## Records for this task
-- Opening Marker --

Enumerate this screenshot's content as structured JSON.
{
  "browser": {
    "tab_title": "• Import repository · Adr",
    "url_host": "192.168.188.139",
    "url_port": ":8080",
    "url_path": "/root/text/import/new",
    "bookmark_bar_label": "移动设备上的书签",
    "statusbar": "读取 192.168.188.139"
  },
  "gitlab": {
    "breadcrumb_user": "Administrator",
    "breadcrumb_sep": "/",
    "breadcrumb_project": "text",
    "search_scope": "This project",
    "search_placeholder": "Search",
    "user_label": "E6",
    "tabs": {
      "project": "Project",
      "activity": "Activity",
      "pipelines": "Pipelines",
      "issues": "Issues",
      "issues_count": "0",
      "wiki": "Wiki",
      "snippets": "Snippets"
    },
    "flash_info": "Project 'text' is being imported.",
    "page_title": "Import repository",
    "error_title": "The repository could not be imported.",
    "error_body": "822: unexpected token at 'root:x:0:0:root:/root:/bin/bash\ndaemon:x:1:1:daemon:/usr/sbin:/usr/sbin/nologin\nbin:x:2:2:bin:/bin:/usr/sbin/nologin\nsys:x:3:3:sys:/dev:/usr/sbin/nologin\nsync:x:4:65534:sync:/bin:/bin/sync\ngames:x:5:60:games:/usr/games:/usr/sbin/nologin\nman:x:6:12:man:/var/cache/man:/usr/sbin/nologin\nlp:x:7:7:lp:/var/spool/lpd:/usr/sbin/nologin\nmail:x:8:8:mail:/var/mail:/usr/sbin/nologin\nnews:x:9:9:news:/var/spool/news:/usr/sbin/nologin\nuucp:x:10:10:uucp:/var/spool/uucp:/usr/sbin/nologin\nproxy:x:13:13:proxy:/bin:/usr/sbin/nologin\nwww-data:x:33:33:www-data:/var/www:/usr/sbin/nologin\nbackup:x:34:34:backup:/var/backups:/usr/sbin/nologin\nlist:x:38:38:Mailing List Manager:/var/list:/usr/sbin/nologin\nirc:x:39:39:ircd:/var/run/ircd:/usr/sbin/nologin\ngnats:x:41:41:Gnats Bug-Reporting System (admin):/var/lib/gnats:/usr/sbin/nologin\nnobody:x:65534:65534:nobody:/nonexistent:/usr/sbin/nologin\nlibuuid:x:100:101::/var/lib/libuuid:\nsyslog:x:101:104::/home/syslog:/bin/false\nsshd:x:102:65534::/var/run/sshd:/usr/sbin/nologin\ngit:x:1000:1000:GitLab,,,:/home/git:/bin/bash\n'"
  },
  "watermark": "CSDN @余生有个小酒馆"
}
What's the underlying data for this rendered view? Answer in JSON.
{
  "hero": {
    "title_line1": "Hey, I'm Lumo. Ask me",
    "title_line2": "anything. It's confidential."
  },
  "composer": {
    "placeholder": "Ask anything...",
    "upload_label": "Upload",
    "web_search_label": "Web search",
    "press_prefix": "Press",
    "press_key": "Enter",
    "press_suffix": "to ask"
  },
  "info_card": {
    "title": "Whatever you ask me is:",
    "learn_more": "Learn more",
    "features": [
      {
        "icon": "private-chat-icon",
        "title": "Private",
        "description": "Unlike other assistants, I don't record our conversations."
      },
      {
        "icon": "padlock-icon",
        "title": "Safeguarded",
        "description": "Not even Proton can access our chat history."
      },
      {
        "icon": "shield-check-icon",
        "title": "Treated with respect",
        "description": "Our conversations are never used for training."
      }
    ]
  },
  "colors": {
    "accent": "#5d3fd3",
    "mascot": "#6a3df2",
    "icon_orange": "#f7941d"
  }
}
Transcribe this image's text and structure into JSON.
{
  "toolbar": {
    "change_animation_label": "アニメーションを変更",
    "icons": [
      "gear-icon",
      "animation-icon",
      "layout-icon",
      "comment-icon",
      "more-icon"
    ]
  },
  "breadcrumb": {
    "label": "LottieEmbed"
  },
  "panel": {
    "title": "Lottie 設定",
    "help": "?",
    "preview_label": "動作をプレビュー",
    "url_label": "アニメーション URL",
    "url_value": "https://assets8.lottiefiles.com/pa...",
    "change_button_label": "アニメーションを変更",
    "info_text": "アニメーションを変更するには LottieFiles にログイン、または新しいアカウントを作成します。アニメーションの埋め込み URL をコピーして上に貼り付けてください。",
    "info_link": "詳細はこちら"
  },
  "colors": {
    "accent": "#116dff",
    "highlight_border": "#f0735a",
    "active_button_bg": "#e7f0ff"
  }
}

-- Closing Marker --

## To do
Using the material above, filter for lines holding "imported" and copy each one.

## Response
    "flash_info": "Project 'text' is being imported.",
    "error_title": "The repository could not be imported.",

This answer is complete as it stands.